In the light of the onset of #Covid-19, resulting in physical #distancing for an indeterminate period, in-person activities have become impossible. In person court hearings and #arbitrations has become impossible. However, when one door closes another always opens.
Due to such restrictions, the framework of in-person arbitrations seems the next best alternative method viz., #videoconferencing or virtual hearings. #Virtualarbitration as the name suggests means a resolution of disputes by using technology. Such virtual hearings will have to comply with several laws and in particular the #InformationTechnologyAct, 2000. Under the current challenging circumstances, it seems there is no option but to explore virtual arbitration and courts to ensure access to justice and adjudication of disputes.
As the #lockdown in India has been increased by several weeks people are now looking at alternate ways of resolving their legal issues as the pandemic continues indefinitely. There is now a scramble for exploring options to use #technology to reduce physical interface and maintain distancing. One such option that is being looked at very seriously by the Indian Legal System is advent of virtual hearings be it arbitrations or court proceedings.
The #SupremeCourt has already paved the way for virtual courts vide its guidelines for Courts functioning through video conferencing on 06.04.2020. Though virtual courts were being used as an experiment it is a system that will stay. Though #virtualcourts may not be a panacea in every case it can be considered as a viable option for some types of matters where the evidence is not very difficult to handle. Currently it seems the only viable option.
Currently the most effective, efficient and accessible platform for dispute resolution is arbitration. It is a device whereby the settlement of a question, which is of interest for two or more persons, is entrusted to one or more other persons; the arbitrator(s), who derive their power from a private agreement, not from the authorities of a State, and who are to proceed and decide the case on the basis of such an agreement.
This available avenue for adjudication of disputes can be conducted virtually. Such virtual arbitrations can be conducted either fully or in piecemeal depending on the parties and the arbitral tribunal. As parties are allowed to make their own rules for conducting arbitration they can decide whether they should use virtual arbitration for the entire dispute or only for preliminary issues.Such virtual adjudications will save time and money. It will also lead the way for simplifying the process as interface time can be reduced. It will also restrict adjournments and delays in the matter.
The use of technology as part of legal proceedings is ordinary. In many jurisdictions we have seen some witnesses providing evidence remotely by video-conferencing. As India, is digitally very advance, entrepreneurs can come up with a number of online platforms which are capable of hosting a virtual hearing. Such platforms also allow sharing of documents and its review by the parties. The virtual arbitrations can be done through virtual break out rooms and private chat features, either for one-to-one conversations or as a group is also available on such platforms.
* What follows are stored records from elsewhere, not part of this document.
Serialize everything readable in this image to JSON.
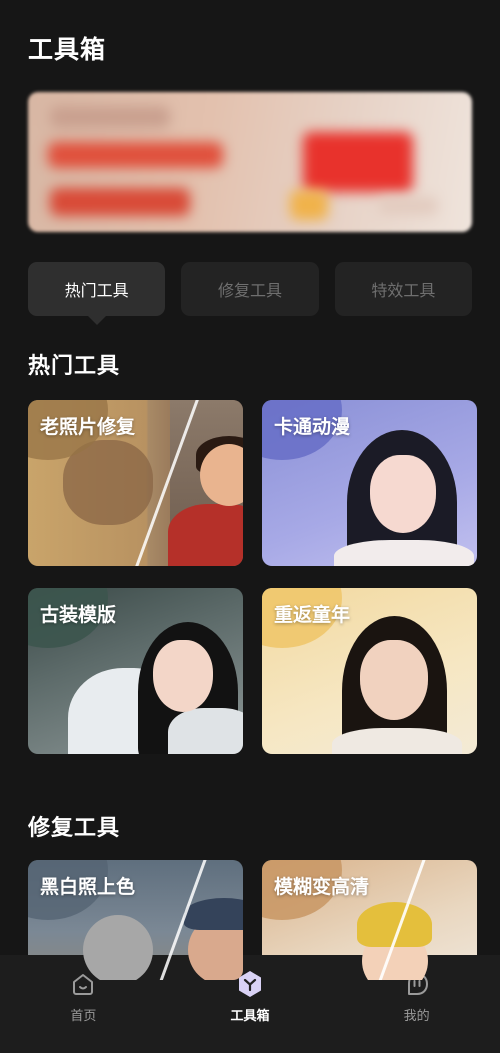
{
  "page": {
    "title": "工具箱"
  },
  "tabs": [
    {
      "label": "热门工具",
      "active": true
    },
    {
      "label": "修复工具",
      "active": false
    },
    {
      "label": "特效工具",
      "active": false
    }
  ],
  "sections": {
    "hot": {
      "title": "热门工具",
      "cards": [
        {
          "label": "老照片修复"
        },
        {
          "label": "卡通动漫"
        },
        {
          "label": "古装模版"
        },
        {
          "label": "重返童年"
        }
      ]
    },
    "repair": {
      "title": "修复工具",
      "cards": [
        {
          "label": "黑白照上色"
        },
        {
          "label": "模糊变高清"
        }
      ]
    }
  },
  "bottom_nav": {
    "items": [
      {
        "label": "首页",
        "icon": "home-icon",
        "active": false
      },
      {
        "label": "工具箱",
        "icon": "toolbox-icon",
        "active": true
      },
      {
        "label": "我的",
        "icon": "profile-icon",
        "active": false
      }
    ]
  },
  "colors": {
    "background": "#161616",
    "tab_active": "#2f2f2f",
    "tab_inactive": "#232323",
    "accent_toolbox": "#d9d2f5"
  }
}
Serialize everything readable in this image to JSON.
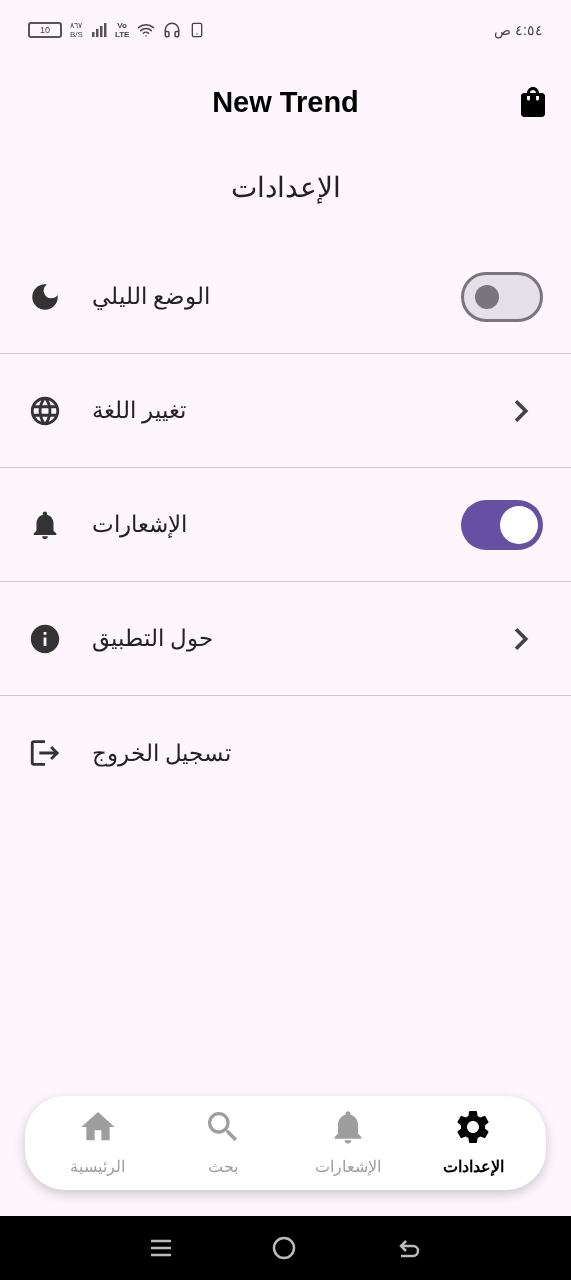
{
  "status_bar": {
    "battery": "10",
    "speed": "٨٦٧",
    "speed_unit": "B/S",
    "network_top": "Vo",
    "network_bottom": "LTE",
    "time": "٤:٥٤ ص"
  },
  "app_bar": {
    "title": "New Trend"
  },
  "page_title": "الإعدادات",
  "settings": [
    {
      "kind": "switch",
      "label": "الوضع الليلي",
      "on": false
    },
    {
      "kind": "link",
      "label": "تغيير اللغة"
    },
    {
      "kind": "switch",
      "label": "الإشعارات",
      "on": true
    },
    {
      "kind": "link",
      "label": "حول التطبيق"
    },
    {
      "kind": "plain",
      "label": "تسجيل الخروج"
    }
  ],
  "bottom_nav": [
    {
      "label": "الإعدادات",
      "selected": true
    },
    {
      "label": "الإشعارات",
      "selected": false
    },
    {
      "label": "بحث",
      "selected": false
    },
    {
      "label": "الرئيسية",
      "selected": false
    }
  ]
}
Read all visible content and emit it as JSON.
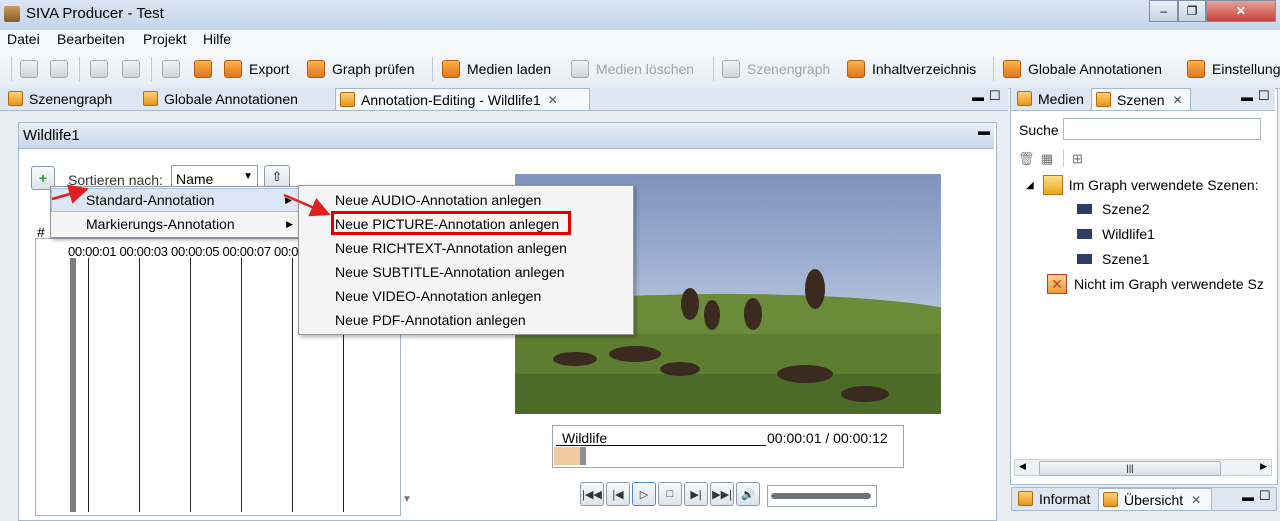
{
  "window": {
    "title": "SIVA Producer - Test",
    "controls": [
      "–",
      "❐",
      "✕"
    ]
  },
  "menu": [
    "Datei",
    "Bearbeiten",
    "Projekt",
    "Hilfe"
  ],
  "toolbar": {
    "export": "Export",
    "graph_check": "Graph prüfen",
    "load_media": "Medien laden",
    "delete_media": "Medien löschen",
    "scene_graph": "Szenengraph",
    "toc": "Inhaltverzeichnis",
    "global_annotations": "Globale Annotationen",
    "settings": "Einstellung"
  },
  "tabs": [
    {
      "label": "Szenengraph"
    },
    {
      "label": "Globale Annotationen"
    },
    {
      "label": "Annotation-Editing - Wildlife1",
      "close": "✕"
    }
  ],
  "editor": {
    "title": "Wildlife1",
    "add_button": "+",
    "sort_label": "Sortieren nach:",
    "sort_value": "Name",
    "column_hash": "#",
    "timeline_labels": "00:00:01 00:00:03 00:00:05 00:00:07 00:0",
    "video_name": "Wildlife",
    "time_display": "00:00:01 / 00:00:12",
    "seek_fraction": 0.0833
  },
  "context_menu": {
    "items": [
      "Standard-Annotation",
      "Markierungs-Annotation"
    ],
    "submenu": [
      "Neue AUDIO-Annotation anlegen",
      "Neue PICTURE-Annotation anlegen",
      "Neue RICHTEXT-Annotation anlegen",
      "Neue SUBTITLE-Annotation anlegen",
      "Neue VIDEO-Annotation anlegen",
      "Neue PDF-Annotation anlegen"
    ],
    "highlighted": "Neue PICTURE-Annotation anlegen"
  },
  "right_panel": {
    "tabs": [
      "Medien",
      "Szenen"
    ],
    "search_label": "Suche",
    "search_value": "",
    "used_scenes": "Im Graph verwendete Szenen:",
    "scenes": [
      "Szene2",
      "Wildlife1",
      "Szene1"
    ],
    "unused_scenes": "Nicht im Graph verwendete Sz"
  },
  "bottom_panel": {
    "tabs": [
      "Informat",
      "Übersicht"
    ]
  },
  "colors": {
    "highlight_box": "#e00000",
    "arrow": "#e02020",
    "accent": "#f0a030"
  }
}
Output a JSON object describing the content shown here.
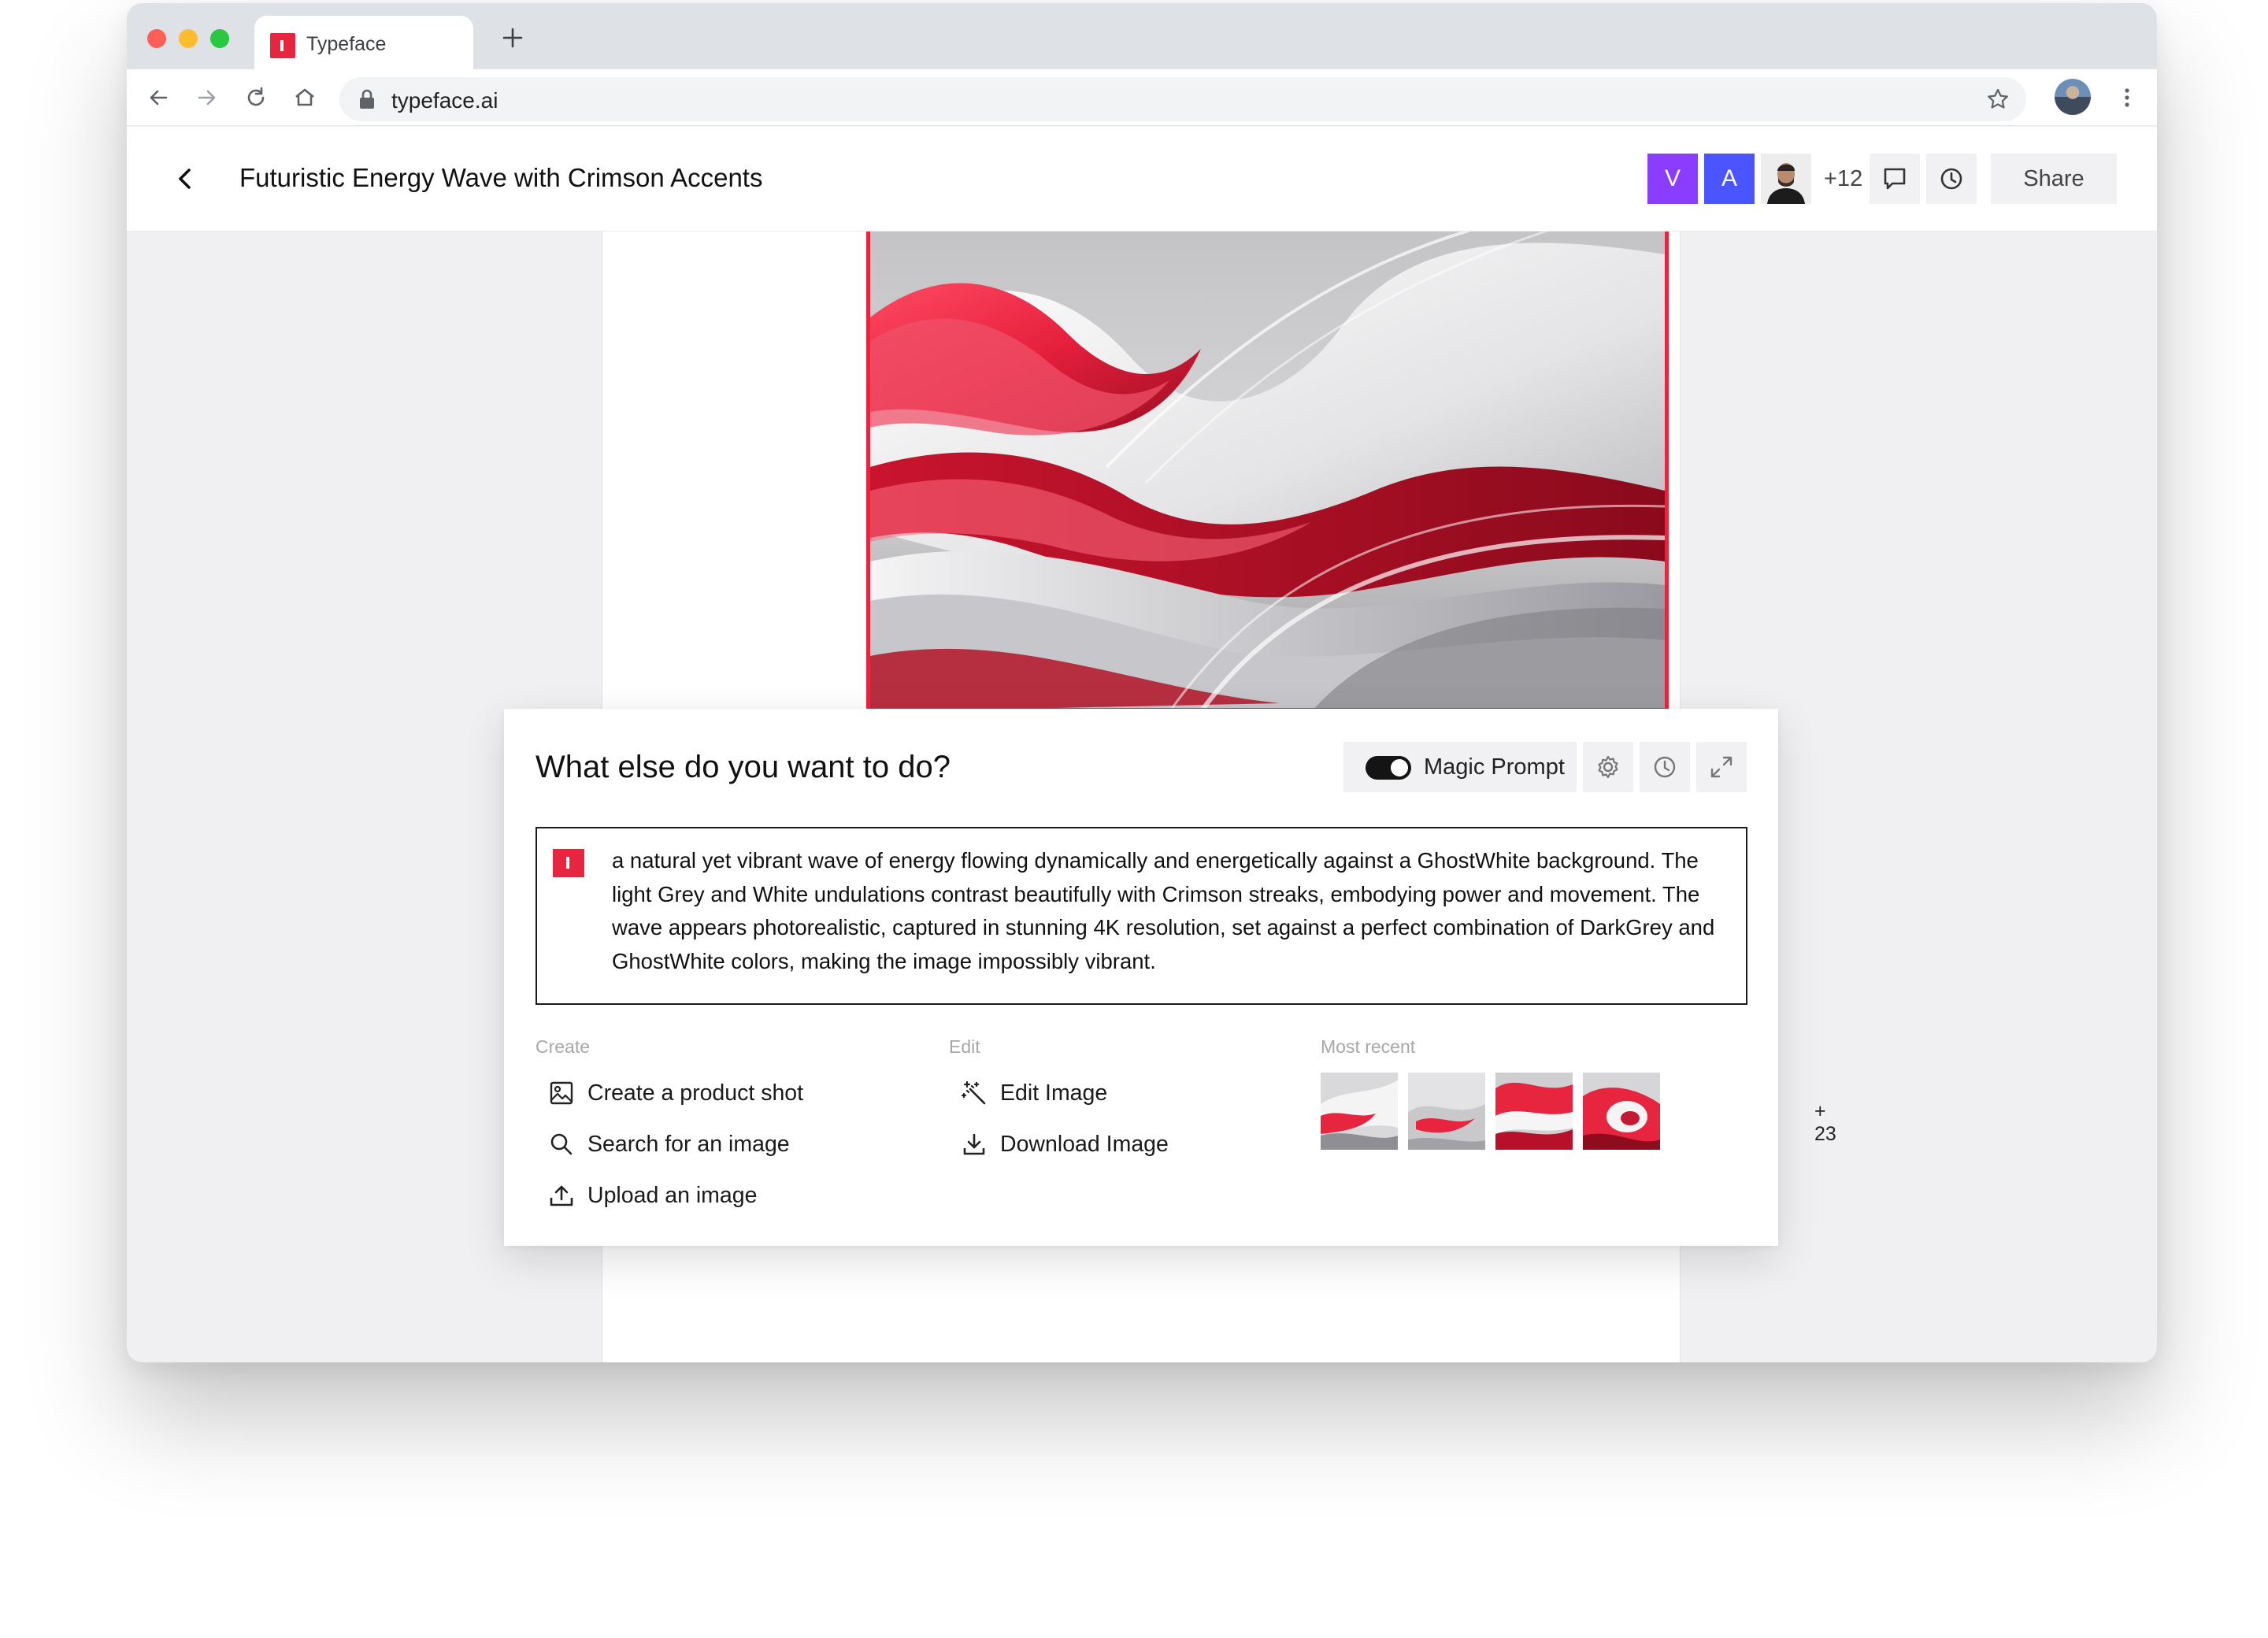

Though, virtual arbitration provides a number of advantages such as low costs and saving of time it is not the ultimate solution. It cannot be denied that virtual hearings will not be appropriate in all circumstances. Some factors which make virtual hearings probably unviable are:
Lengthy Hearing: Anyone who has participated in a lengthy video conference will attest that it is more difficult to maintain focus virtually than it is meeting in person. Delays and disruptions, possibly arising from technology failures, may be amplified over a prolonged period.
Atmosphere for witnesses: Witnesses tend to be more relaxed giving evidence by video link. Where a witness’s evidence is contentious, the cross-examiner might be unfairly disadvantaged by not being able to see the witness in the flesh and to be seen in the flesh by them. This cuts both ways, with a party’s own witnesses and also their opponent’s witnesses.
Sitting hours: In a cross-border dispute with various time zones, some or all parties may be forced to sit at unsociable hours, potentially creating an imbalance.
Availability of internet: A fast, reliable and secure internet connection for each participant is a necessity. While this is ordinarily taken for granted in many parts of the world, internet performance is not guaranteed during this pandemic as telecommunication networks come under increasing strain.
The pandemic has now opened a new avenues and virtual arbitration is being considered as a valuable option. The ability to design a flexible dispute resolution process and to anticipate what issues may arise in a virtual setting has to be examined carefully.Parties to a legal proceeding should weigh up all the factors and work out what is best for them.
The Indian Lawyer & Allied Services
Sushila Ram Varma
The Indian Lawyer & Allied Services